Right from the first moments of the film (preceded by an absolutely brilliant short called Day and Night
), I was immediately sucked back in to the world of Woody and Buzz. Opening with a playtime scenario worthy of Andy's best imaginings, the film settles in as time lapses and the toys become neglected. It's a complete joy to see these characters on the big screen again, and it's nice to see Jessie and Bullseye integrated into the group, as they only joined the main lot of toys at the end of the last film. The humor has been scaled back from the heights of Toy Story 2
, but in its place is a renewed focus on the characters. Even as we are introduced to an uncountable amount of new toys (have fun finding all the easter eggs Pixar inevitably threw in; I already found one of the creatures from Monster's Inc.

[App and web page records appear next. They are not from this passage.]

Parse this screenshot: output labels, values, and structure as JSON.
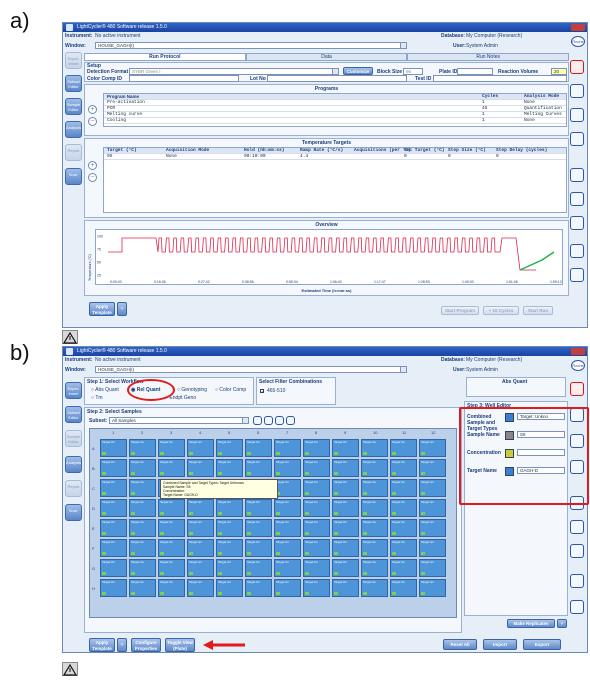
{
  "labels": {
    "a": "a)",
    "b": "b)"
  },
  "a": {
    "window_title": "LightCycler® 480 Software release 1.5.0",
    "instrument_label": "Instrument:",
    "instrument_value": "No active instrument",
    "window_label": "Window:",
    "window_value": "HOUSE_GAGH(I)",
    "database_label": "Database:",
    "database_value": "My Computer (Research)",
    "user_label": "User:",
    "user_value": "System Admin",
    "tabs": [
      "Run Protocol",
      "Data",
      "Run Notes"
    ],
    "setup_label": "Setup",
    "detection_format_label": "Detection Format",
    "detection_format_value": "SYBR Green I",
    "customize_label": "Customize",
    "block_size_label": "Block Size",
    "block_size_value": "96",
    "plate_id_label": "Plate ID",
    "reaction_volume_label": "Reaction Volume",
    "reaction_volume_value": "20",
    "color_comp_label": "Color Comp ID",
    "lot_no_label": "Lot No",
    "test_id_label": "Test ID",
    "programs_title": "Programs",
    "programs_headers": [
      "Program Name",
      "Cycles",
      "Analysis Mode"
    ],
    "programs_rows": [
      {
        "name": "Pre-activation",
        "cycles": "1",
        "mode": "None"
      },
      {
        "name": "PCR",
        "cycles": "45",
        "mode": "Quantification"
      },
      {
        "name": "Melting curve",
        "cycles": "1",
        "mode": "Melting Curves"
      },
      {
        "name": "Cooling",
        "cycles": "1",
        "mode": "None"
      }
    ],
    "targets_title": "Temperature Targets",
    "targets_headers": [
      "Target (°C)",
      "Acquisition Mode",
      "Hold (hh:mm:ss)",
      "Ramp Rate (°C/s)",
      "Acquisitions (per °C)",
      "Sec Target (°C)",
      "Step Size (°C)",
      "Step Delay (cycles)"
    ],
    "targets_row": [
      "95",
      "None",
      "00:10:00",
      "4.4",
      "",
      "0",
      "0",
      "0"
    ],
    "overview_title": "Overview",
    "x_axis_label": "Estimated Time (h:mm:ss)",
    "y_axis_label": "Temperature (°C)",
    "x_ticks": [
      "0:00:00",
      "0:16:36",
      "0:27:42",
      "0:38:56",
      "0:55:34",
      "1:06:40",
      "1:17:47",
      "1:28:53",
      "1:40:00",
      "1:51:06",
      "1:59:12"
    ],
    "y_ticks": [
      "100",
      "75",
      "50",
      "25"
    ],
    "apply_template": "Apply Template",
    "bottom_buttons": [
      "Start Program",
      "+ 10 Cycles",
      "Start Run"
    ],
    "nav": [
      "Exper-iment",
      "Subset Editor",
      "Sample Editor",
      "Analysis",
      "Report",
      "Sum."
    ],
    "accent_red": "#d01818"
  },
  "b": {
    "window_title": "LightCycler® 480 Software release 1.5.0",
    "instrument_label": "Instrument:",
    "instrument_value": "No active instrument",
    "window_label": "Window:",
    "window_value": "HOUSE_GAGH(I)",
    "database_label": "Database:",
    "database_value": "My Computer (Research)",
    "user_label": "User:",
    "user_value": "System Admin",
    "step1_label": "Step 1: Select Workflow",
    "workflows": [
      "Abs Quant",
      "Rel Quant",
      "Genotyping",
      "Color Comp",
      "Tm",
      "Endpt Geno"
    ],
    "step_filter_label": "Select Filter Combinations",
    "filter_value": "465-510",
    "abs_quant_label": "Abs Quant",
    "step2_label": "Step 2: Select Samples",
    "subset_label": "Subset:",
    "subset_value": "All Samples",
    "step3_label": "Step 3: Well Editor",
    "well_editor_fields": [
      {
        "label": "Combined Sample and Target Types",
        "value": "Target: Unkno"
      },
      {
        "label": "Sample Name",
        "value": "S5"
      },
      {
        "label": "Concentration",
        "value": ""
      },
      {
        "label": "Target Name",
        "value": "GAGH-D"
      }
    ],
    "columns": [
      "1",
      "2",
      "3",
      "4",
      "5",
      "5",
      "7",
      "8",
      "9",
      "10",
      "11",
      "12"
    ],
    "rows": [
      "A",
      "B",
      "C",
      "D",
      "E",
      "F",
      "G",
      "H"
    ],
    "well_text": "Target Un",
    "tooltip_lines": [
      "Combined Sample and Target Types: Target Unknown",
      "Sample Name: S5",
      "Concentration:",
      "Target Name: GAGH-D"
    ],
    "bottom_buttons": [
      "Apply Template",
      "Configure Properties",
      "Toggle View (Plate)"
    ],
    "right_buttons": [
      "Make Replicates",
      "Reset All",
      "Import",
      "Export"
    ],
    "nav": [
      "Exper-iment",
      "Subset Editor",
      "Sample Editor",
      "Analysis",
      "Report",
      "Sum."
    ],
    "accent_red": "#e21a1a"
  }
}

), the movie never loses sight of its main characters. And, of course, as always, the voice acting is top notch through and through, with many surprising inclusions, such as Timothy Dalton, Whoopi Goldberg, Bonnie Hunt, and more.
Pixar's always been at the forefront of CGI animation, consistently besting their competitors, and Toy Story 3
is no exception. The fur on Andy's dog and the fabric of Lotso's face are so detailed that they blow away all previous efforts in that department. The daycare is a smorgasbord, a true visual feast. Human characters are less cartoonish than in Wall-E
, but are never in danger of falling to the uncanny valley. Toy Story 3
may not be Pixar's most visually impressive film (that would be Wall-E
), it never fails to impress.
If I had one criticism of Toy Story 2, it was of the second act montage, where Jessie remembers her previous owner abandoning her. Set to a cloying song, the whole sequence screamed "Tear jerker." Even worse, practically every Disney animated film from that point forward has contained a rip-off of said sequence, turning it into a bad joke. Thankfully, Toy Story 3 does not stoop to such cheap tactics. However, that doesn't mean the film is devoid of emotion. In fact, it's the most emotionally intense of the three movies, but it does this by making us feel for the characters and their plight, not by manipulating the audience. If you walk out of this movie with dry eyes, then I have to question whether you actually have a heart.
Toy Story 3 is everything I could have asked for: Funny, entertaining, beautiful to look at, and cathartic. Newcomers will be able to enjoy this entry, but it's really made for those of us who grew up alongside the previous two films. Looking back on Andy's life, we're able to see our own. After all, how many of us have old childhood toys sitting somewhere in a closet or an attic? Toy Story 3 isn't just for the kid in all of us, it's for the grown-ups who remember what it's like to be a kid, and who remember what it feels like to grow up, but not grow old.